Right palm placed steady against a brick wall, I forced out the last remnants of my stomach while Andy snapped a picture on his digital camera. I was slightly mesmerized and bewildered by my regurgitation because I noted something moving amongst the debris and I could only hope it had already been there pre-vomit. Afterwards, back in the car and on the road, I made the standard drunken apology for having mired everyone down in my incapacitation. “What are you talking about?” Andy asked genuinely, “The night isn’t complete until someone bleed-vomits.” Steve concurred and apologized to me for not having joined me in the vomiting with the world spinning gloriously behind us. I managed to crack a smile at the thought. Mercifully, I passed out on the ride home. When I awoke, we were at my apartment complex and I bid Steve a safe trip home and told Andy how it had been good to see him after such a long time. Then I stumbled upstairs and after about an hour of tossing and turning and listening to my stomach I fell asleep. The following morning I went to work without the slightest trace of a hangover.
I have a death wish. I know this with utmost clarity and I’m okay with it. I’ve often wondered when and how my death will come about. In all probability, I will probably die in some alcohol related death. I repeatedly poison myself with it. I ride with people who are under its influence. I drive home across long distances at stolen car speeds while alcohol slows my reflexes and blurs my vision. My only hope, since not-drinking-alcohol is not an option I’m willing to take, is that I die in as good of company as the friends that saw me through that particular evening. During my time as the burden of the evening, these guys, minus the minor seizure fiasco, really looked out for me. The following day, Steve and Dave gave me a call to make sure that I hadn’t vomited in my sleep and gone the way of Jimi Hendrix. These guys are definitely people I would gladly die with.

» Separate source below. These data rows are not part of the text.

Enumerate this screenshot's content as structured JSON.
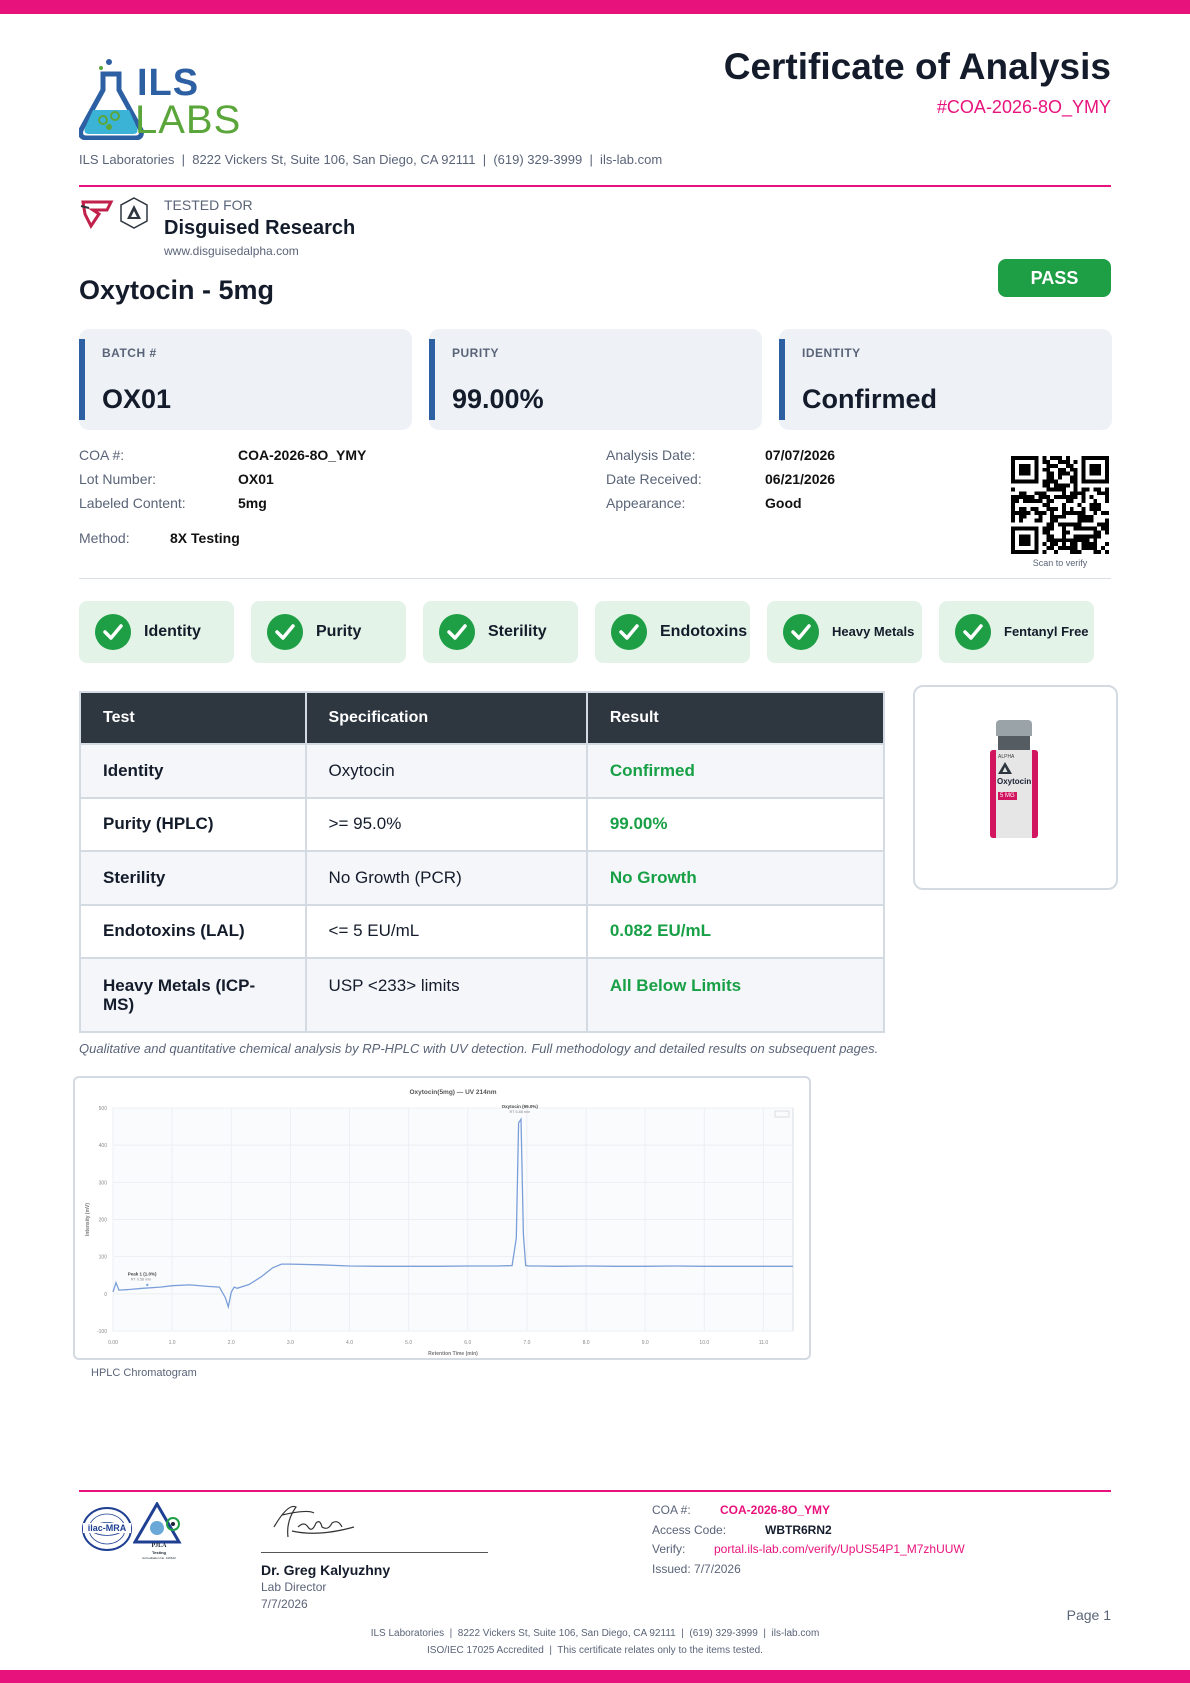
{
  "header": {
    "logo_top": "ILS",
    "logo_bottom": "LABS",
    "title": "Certificate of Analysis",
    "coa_ref": "#COA-2026-8O_YMY",
    "address_line": "ILS Laboratories  |  8222 Vickers St, Suite 106, San Diego, CA 92111  |  (619) 329-3999  |  ils-lab.com"
  },
  "client": {
    "tested_for_label": "TESTED FOR",
    "name": "Disguised Research",
    "website": "www.disguisedalpha.com"
  },
  "product": {
    "name": "Oxytocin - 5mg",
    "status": "PASS"
  },
  "cards": [
    {
      "label": "BATCH #",
      "value": "OX01"
    },
    {
      "label": "PURITY",
      "value": "99.00%"
    },
    {
      "label": "IDENTITY",
      "value": "Confirmed"
    }
  ],
  "info_left": [
    {
      "key": "COA #:",
      "value": "COA-2026-8O_YMY"
    },
    {
      "key": "Lot Number:",
      "value": "OX01"
    },
    {
      "key": "Labeled Content:",
      "value": "5mg"
    }
  ],
  "method": {
    "key": "Method:",
    "value": "8X Testing"
  },
  "info_right": [
    {
      "key": "Analysis Date:",
      "value": "07/07/2026"
    },
    {
      "key": "Date Received:",
      "value": "06/21/2026"
    },
    {
      "key": "Appearance:",
      "value": "Good"
    }
  ],
  "qr_caption": "Scan to verify",
  "badges": [
    "Identity",
    "Purity",
    "Sterility",
    "Endotoxins",
    "Heavy Metals",
    "Fentanyl Free"
  ],
  "results_table": {
    "headers": [
      "Test",
      "Specification",
      "Result"
    ],
    "rows": [
      {
        "test": "Identity",
        "spec": "Oxytocin",
        "result": "Confirmed"
      },
      {
        "test": "Purity (HPLC)",
        "spec": ">= 95.0%",
        "result": "99.00%"
      },
      {
        "test": "Sterility",
        "spec": "No Growth (PCR)",
        "result": "No Growth"
      },
      {
        "test": "Endotoxins (LAL)",
        "spec": "<= 5 EU/mL",
        "result": "0.082 EU/mL"
      },
      {
        "test": "Heavy Metals (ICP-MS)",
        "spec": "USP <233> limits",
        "result": "All Below Limits"
      }
    ]
  },
  "vial": {
    "brand": "ALPHA",
    "name": "Oxytocin",
    "dose": "5 MG"
  },
  "method_note": "Qualitative and quantitative chemical analysis by RP-HPLC with UV detection. Full methodology and detailed results on subsequent pages.",
  "chart_caption": "HPLC Chromatogram",
  "chart_data": {
    "type": "line",
    "title": "Oxytocin(5mg) — UV 214nm",
    "xlabel": "Retention Time (min)",
    "ylabel": "Intensity (mV)",
    "xlim": [
      0,
      11.5
    ],
    "ylim": [
      -100,
      500
    ],
    "x_ticks": [
      "0.00",
      "1.0",
      "2.0",
      "3.0",
      "4.0",
      "5.0",
      "6.0",
      "7.0",
      "8.0",
      "9.0",
      "10.0",
      "11.0"
    ],
    "y_ticks": [
      "-100",
      "0",
      "100",
      "200",
      "300",
      "400",
      "500"
    ],
    "grid": true,
    "series": [
      {
        "x": [
          0,
          0.05,
          0.1,
          0.3,
          0.5,
          0.8,
          1.0,
          1.3,
          1.6,
          1.8,
          1.9,
          1.95,
          2.0,
          2.05,
          2.1,
          2.3,
          2.5,
          2.7,
          2.85,
          3.0,
          3.5,
          4.0,
          4.5,
          5.0,
          5.5,
          6.0,
          6.5,
          6.75,
          6.82,
          6.86,
          6.9,
          6.94,
          6.98,
          7.05,
          7.2,
          7.5,
          8.0,
          8.5,
          9.0,
          9.5,
          10.0,
          10.5,
          11.0,
          11.5
        ],
        "y": [
          5,
          30,
          10,
          12,
          15,
          18,
          22,
          24,
          20,
          18,
          -10,
          -35,
          5,
          18,
          15,
          25,
          45,
          70,
          80,
          80,
          78,
          75,
          74,
          74,
          74,
          75,
          75,
          76,
          150,
          460,
          470,
          160,
          76,
          75,
          75,
          74,
          75,
          74,
          74,
          75,
          74,
          74,
          74,
          74
        ]
      }
    ],
    "annotations": [
      {
        "label": "Peak 1 (1.0%)",
        "sub": "RT 0.58 min"
      },
      {
        "label": "Oxytocin (99.0%)",
        "sub": "RT 6.88 min"
      }
    ],
    "legend": "top-right"
  },
  "signature": {
    "name": "Dr. Greg Kalyuzhny",
    "role": "Lab Director",
    "date": "7/7/2026"
  },
  "accreditation": {
    "ilac": "ilac-MRA",
    "pjla": "PJLA",
    "pjla_sub": "Testing",
    "pjla_acc": "Accreditation No. 109612"
  },
  "footer_info": [
    {
      "key": "COA #:",
      "value": "COA-2026-8O_YMY"
    },
    {
      "key": "Access Code:",
      "value": "WBTR6RN2"
    },
    {
      "key": "Verify:",
      "value": "portal.ils-lab.com/verify/UpUS54P1_M7zhUUW"
    },
    {
      "key": "Issued:",
      "value": "7/7/2026"
    }
  ],
  "page_label": "Page 1",
  "footer_line1": "ILS Laboratories  |  8222 Vickers St, Suite 106, San Diego, CA 92111  |  (619) 329-3999  |  ils-lab.com",
  "footer_line2": "ISO/IEC 17025 Accredited  |  This certificate relates only to the items tested.",
  "colors": {
    "accent": "#e8127c",
    "brand_blue": "#2d5fa3",
    "pass_green": "#1e9e45",
    "logo_green": "#5aa63a",
    "logo_blue": "#2d5fa3"
  }
}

And I’d like to think that I came close to it.
Here’s to next year.